It is important to note the fact that power is not some stagnant thing that has remained invariable throughout human history. Power itself is intangible, incorporeal, and insubstantial, but it is evident from the effects it has on bodies. In The History of Sexuality, Foucault attempts to elucidate what power is. Power is not an institution, a structure of society, nor a strength/capability with which the human race is endowed; power is instead the name of the phenomenon of the complex strategic relations that constitute a particular society.

This is to say that Foucault is not comfortable with reducing an explanation of power-relations to one group asserting dominance over another, subjecting the other to domination thereby ensuring subservience. Thus, the sovereignty of the state, the form of the law, and the appearance of a unity in domination are simply effects of power-relations and not inherent in power itself. These are not power proper, but the terminal configuration in which power has manifested.

What is most important to note, however, is that power becomes solidified when it dominates. Without somebody receiving the impact of force, there is no power. It is in this way that power is constituted first and foremost, and necessarily, in a relationship. Foucault writes, “Power’s condi-tion of possibility … is the moving substrate of force relations which, by virtue of their inequality, constantly engender states of power, but the latter are always local and unstable. The “moving substrate of force relations” accounts for the ubiquitousness and omnipresence of power; it touches everywhere and comes from everything.

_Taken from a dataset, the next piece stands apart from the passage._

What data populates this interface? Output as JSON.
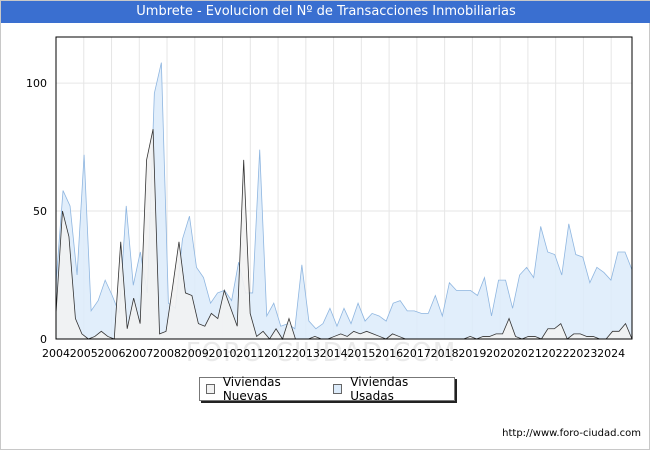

Foucault attempts to further this definition: It seems to me that power must be understood in the first instance as the multiplicity of force relations immanent in the sphere in which they operate and which constitute their own organization; as the process which, through ceaseless strug-gles and confrontations, transforms, strengthens, or reverses them; … nd lastly, as the strategies in which they take effect, whose general design or institutional crystalliza-tion is embodied in the state apparatus, in the formulation of the law, in the various social hegemonies. It seems as if Foucault is desperately trying to describe power using the most neutral and objective, disembodied language possible, as in power without a specific subject, but his elucidation becomes incoherent once he begins to talk about organization, struggles and confrontation, strategies and general design.

All of these terms suggest the positing of at least one subject involved: organization, strategies and general design suggest that there is a subject making these evaluations after observing the phenomenon (yet these subjects must be living within the network to be able to observe it, as there is nothing outside of power), while struggles and confrontations suggest the dissention of two or more subjects within the phenomenon (or “force relations”, as Foucault dubs it).

Foucault feels as if coming to an understanding of the mechanics of power will help situate the contexts of the daily struggles of our lives. Further in this essay, this objection is to be taken up again by Charles Taylor.